Lefkada Town at the northern tip of the island is Lefkada’s busy main town. It was ruined by an earthquake in 1948 but was then rebuilt in a quakeproof style. The town’s pedestrianized main street, Dorpfeld, is lined with fancy shops and trendy eateries.
It meets Plateia Agiou Spyridonos, a lively area of activity both day and night that features plenty of cafes and bars. The Archaeological Museum contains island artefacts that span from the Paleolithic to the late-Roman periods. The Collection of Post-Byzantine Icons includes works by icon painters from the Ionian school and Russia dating back to 1500. The Fortress of Agia Mavra is a 14th century fortress. Its remains date from the Venetian and Turkish occupations. Visit the Moni Faneromenis for the views of the lagoon and visit its museum that holds ecclesiastical art from around the island.
The east coast of Lefkada continues to see heavy tourist development. Nydri, once a quiet fishing village, is now a crowded strip of tourist shops. Take a walk 2 miles out of Nydri to visit beautiful waterfalls. If you have transportation, the relaxed harbor of Syvota (9 miles south of Nydri) is worth visiting. It’s filled with fishing boats and yachts.
The west coast of Lefkada is where the beach-goers want to be. It’s made for postcard pictures and the beaches feature turquoise water and white sand. The popular beaches down the coast include Pefkoulia, Kathisma, Megali Petra, Avali, Egremni, and Porto Katsiki. The picturesque town of Agios Nikitas is perhaps the most popular, where you can find the attractive Mylos Beach.

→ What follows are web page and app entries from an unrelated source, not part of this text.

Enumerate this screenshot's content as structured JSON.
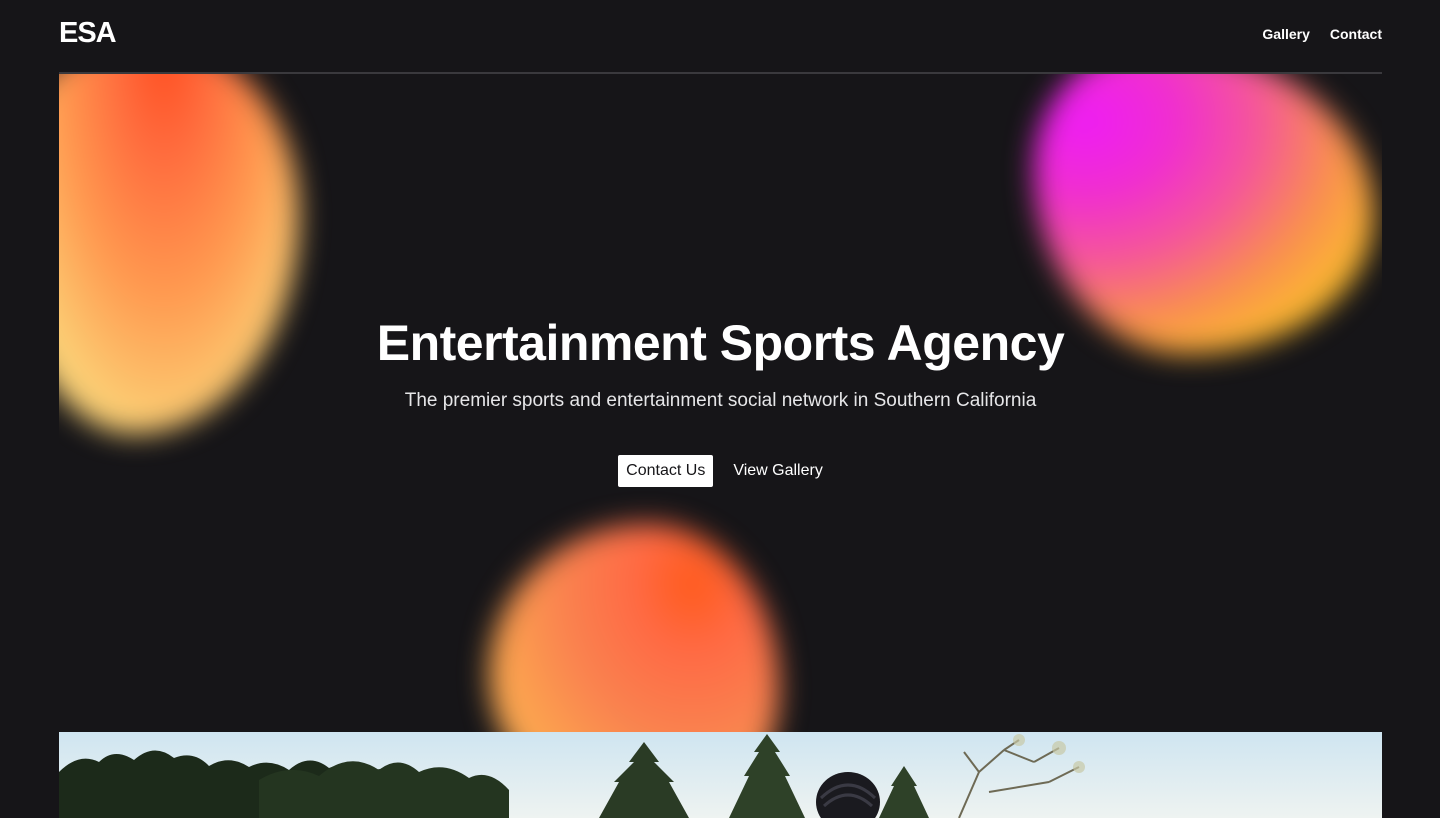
{
  "header": {
    "logo": "ESA",
    "nav": [
      {
        "label": "Gallery"
      },
      {
        "label": "Contact"
      }
    ]
  },
  "hero": {
    "title": "Entertainment Sports Agency",
    "subtitle": "The premier sports and entertainment social network in Southern California",
    "primary_button": "Contact Us",
    "secondary_button": "View Gallery"
  },
  "colors": {
    "background": "#161518",
    "text": "#ffffff",
    "button_bg": "#ffffff",
    "button_text": "#161518"
  }
}
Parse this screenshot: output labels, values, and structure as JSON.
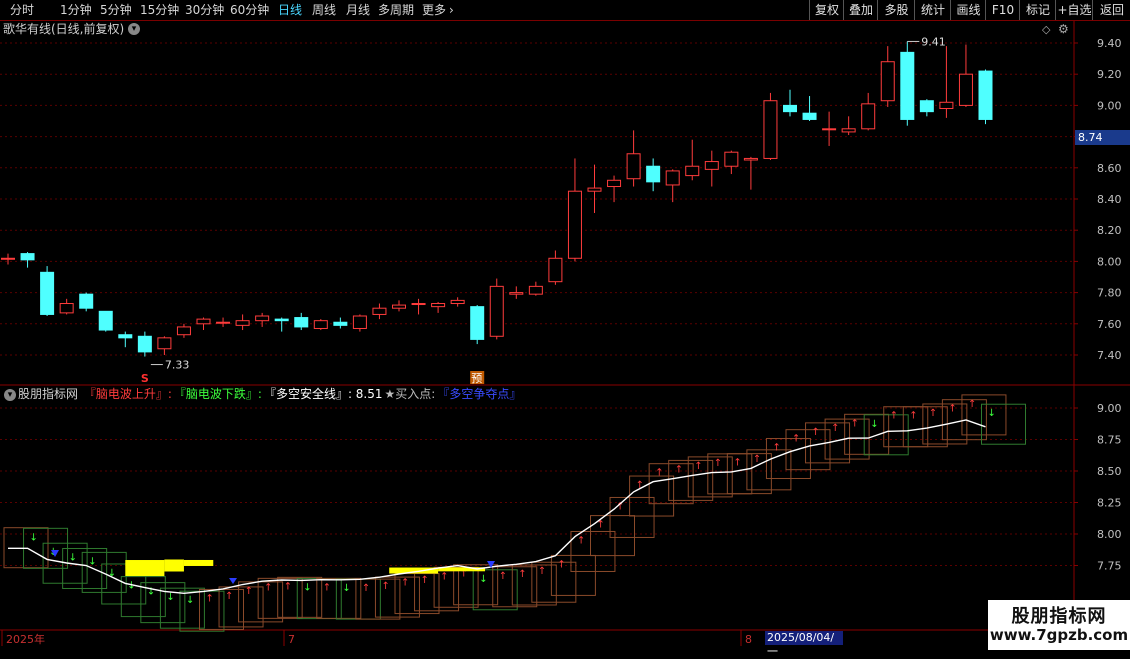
{
  "toolbar": {
    "periods": [
      {
        "label": "分时",
        "active": false
      },
      {
        "label": "1分钟",
        "active": false
      },
      {
        "label": "5分钟",
        "active": false
      },
      {
        "label": "15分钟",
        "active": false
      },
      {
        "label": "30分钟",
        "active": false
      },
      {
        "label": "60分钟",
        "active": false
      },
      {
        "label": "日线",
        "active": true
      },
      {
        "label": "周线",
        "active": false
      },
      {
        "label": "月线",
        "active": false
      },
      {
        "label": "多周期",
        "active": false
      },
      {
        "label": "更多",
        "active": false
      }
    ],
    "more_chevron": "›",
    "right_buttons": [
      "复权",
      "叠加",
      "多股",
      "统计",
      "画线",
      "F10",
      "标记",
      "+自选",
      "返回"
    ]
  },
  "price_panel": {
    "title": "歌华有线(日线,前复权)",
    "current_price": "8.74",
    "high_label": "9.41",
    "low_label": "7.33",
    "axis_ticks": [
      "9.40",
      "9.20",
      "9.00",
      "8.80",
      "8.74",
      "8.60",
      "8.40",
      "8.20",
      "8.00",
      "7.80",
      "7.60",
      "7.40"
    ],
    "marker_s": "S",
    "marker_yu": "预"
  },
  "indicator_panel": {
    "name": "股朋指标网",
    "legend": [
      {
        "text": "『脑电波上升』:",
        "color": "#ff3c3c"
      },
      {
        "text": "『脑电波下跌』:",
        "color": "#3cff3c"
      },
      {
        "text": "『多空安全线』: 8.51",
        "color": "#ffffff"
      },
      {
        "text": "★买入点:",
        "color": "#bbbbbb"
      },
      {
        "text": "『多空争夺点』",
        "color": "#3a4cff"
      }
    ],
    "axis_ticks": [
      "9.00",
      "8.75",
      "8.50",
      "8.25",
      "8.00",
      "7.75"
    ]
  },
  "date_axis": {
    "labels": [
      "2025年",
      "7",
      "8"
    ],
    "highlight": "2025/08/04/一"
  },
  "watermark": {
    "title": "股朋指标网",
    "url": "www.7gpzb.com"
  },
  "colors": {
    "up": "#ff3c3c",
    "down": "#4fffff",
    "grid": "#5a0000",
    "axis_text": "#c0c0c0"
  },
  "chart_data": {
    "type": "candlestick",
    "ylim": [
      7.3,
      9.5
    ],
    "candles": [
      {
        "o": 8.02,
        "h": 8.05,
        "l": 7.98,
        "c": 8.02
      },
      {
        "o": 8.05,
        "h": 8.06,
        "l": 7.96,
        "c": 8.01
      },
      {
        "o": 7.93,
        "h": 7.97,
        "l": 7.65,
        "c": 7.66
      },
      {
        "o": 7.67,
        "h": 7.76,
        "l": 7.66,
        "c": 7.73
      },
      {
        "o": 7.79,
        "h": 7.8,
        "l": 7.68,
        "c": 7.7
      },
      {
        "o": 7.68,
        "h": 7.68,
        "l": 7.55,
        "c": 7.56
      },
      {
        "o": 7.53,
        "h": 7.55,
        "l": 7.45,
        "c": 7.51
      },
      {
        "o": 7.52,
        "h": 7.55,
        "l": 7.39,
        "c": 7.42
      },
      {
        "o": 7.44,
        "h": 7.52,
        "l": 7.4,
        "c": 7.51
      },
      {
        "o": 7.53,
        "h": 7.6,
        "l": 7.51,
        "c": 7.58
      },
      {
        "o": 7.6,
        "h": 7.64,
        "l": 7.56,
        "c": 7.63
      },
      {
        "o": 7.61,
        "h": 7.64,
        "l": 7.58,
        "c": 7.61
      },
      {
        "o": 7.59,
        "h": 7.66,
        "l": 7.56,
        "c": 7.62
      },
      {
        "o": 7.62,
        "h": 7.67,
        "l": 7.58,
        "c": 7.65
      },
      {
        "o": 7.63,
        "h": 7.64,
        "l": 7.55,
        "c": 7.62
      },
      {
        "o": 7.64,
        "h": 7.67,
        "l": 7.56,
        "c": 7.58
      },
      {
        "o": 7.57,
        "h": 7.63,
        "l": 7.56,
        "c": 7.62
      },
      {
        "o": 7.61,
        "h": 7.64,
        "l": 7.57,
        "c": 7.59
      },
      {
        "o": 7.57,
        "h": 7.66,
        "l": 7.55,
        "c": 7.65
      },
      {
        "o": 7.66,
        "h": 7.73,
        "l": 7.63,
        "c": 7.7
      },
      {
        "o": 7.7,
        "h": 7.75,
        "l": 7.68,
        "c": 7.72
      },
      {
        "o": 7.73,
        "h": 7.76,
        "l": 7.66,
        "c": 7.73
      },
      {
        "o": 7.71,
        "h": 7.74,
        "l": 7.67,
        "c": 7.73
      },
      {
        "o": 7.73,
        "h": 7.77,
        "l": 7.71,
        "c": 7.75
      },
      {
        "o": 7.71,
        "h": 7.72,
        "l": 7.47,
        "c": 7.5
      },
      {
        "o": 7.52,
        "h": 7.89,
        "l": 7.5,
        "c": 7.84
      },
      {
        "o": 7.79,
        "h": 7.84,
        "l": 7.76,
        "c": 7.8
      },
      {
        "o": 7.79,
        "h": 7.87,
        "l": 7.78,
        "c": 7.84
      },
      {
        "o": 7.87,
        "h": 8.07,
        "l": 7.85,
        "c": 8.02
      },
      {
        "o": 8.02,
        "h": 8.66,
        "l": 8.0,
        "c": 8.45
      },
      {
        "o": 8.45,
        "h": 8.62,
        "l": 8.31,
        "c": 8.47
      },
      {
        "o": 8.48,
        "h": 8.55,
        "l": 8.38,
        "c": 8.52
      },
      {
        "o": 8.53,
        "h": 8.84,
        "l": 8.48,
        "c": 8.69
      },
      {
        "o": 8.61,
        "h": 8.66,
        "l": 8.45,
        "c": 8.51
      },
      {
        "o": 8.49,
        "h": 8.59,
        "l": 8.38,
        "c": 8.58
      },
      {
        "o": 8.55,
        "h": 8.78,
        "l": 8.52,
        "c": 8.61
      },
      {
        "o": 8.59,
        "h": 8.71,
        "l": 8.48,
        "c": 8.64
      },
      {
        "o": 8.61,
        "h": 8.71,
        "l": 8.56,
        "c": 8.7
      },
      {
        "o": 8.65,
        "h": 8.67,
        "l": 8.46,
        "c": 8.66
      },
      {
        "o": 8.66,
        "h": 9.08,
        "l": 8.65,
        "c": 9.03
      },
      {
        "o": 9.0,
        "h": 9.1,
        "l": 8.93,
        "c": 8.96
      },
      {
        "o": 8.95,
        "h": 9.06,
        "l": 8.9,
        "c": 8.91
      },
      {
        "o": 8.85,
        "h": 8.96,
        "l": 8.74,
        "c": 8.85
      },
      {
        "o": 8.83,
        "h": 8.93,
        "l": 8.81,
        "c": 8.85
      },
      {
        "o": 8.85,
        "h": 9.08,
        "l": 8.84,
        "c": 9.01
      },
      {
        "o": 9.03,
        "h": 9.38,
        "l": 8.99,
        "c": 9.28
      },
      {
        "o": 9.34,
        "h": 9.41,
        "l": 8.87,
        "c": 8.91
      },
      {
        "o": 9.03,
        "h": 9.04,
        "l": 8.93,
        "c": 8.96
      },
      {
        "o": 8.98,
        "h": 9.38,
        "l": 8.92,
        "c": 9.02
      },
      {
        "o": 9.0,
        "h": 9.39,
        "l": 8.99,
        "c": 9.2
      },
      {
        "o": 9.22,
        "h": 9.23,
        "l": 8.88,
        "c": 8.91
      }
    ]
  }
}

Central Lefkada is comprised of traditional farming villages, green mountains, pine trees, olive groves, and vineyards. Karya is the busiest tourist village in central Lefkada. It is famous for its embroidery that was introduced in the 19th century by Maria Koutsochero, a one-handed local woman. Visit the Museum Maria Koutsochero to find period embroidery. Englouvi, the island’s highest village is renowned for its honey and lentil production.
Vasiliki is Lefkada’s famous beach in the south on Vasiliki Bay. This stony beach is known as one of the best windsurfing spots in all of the Mediterranean. Beginners can enjoy the soft breezes in the morning and the experts can take advantage of the whipping winds that come in the afternoon
This post was written by GreekBoston.com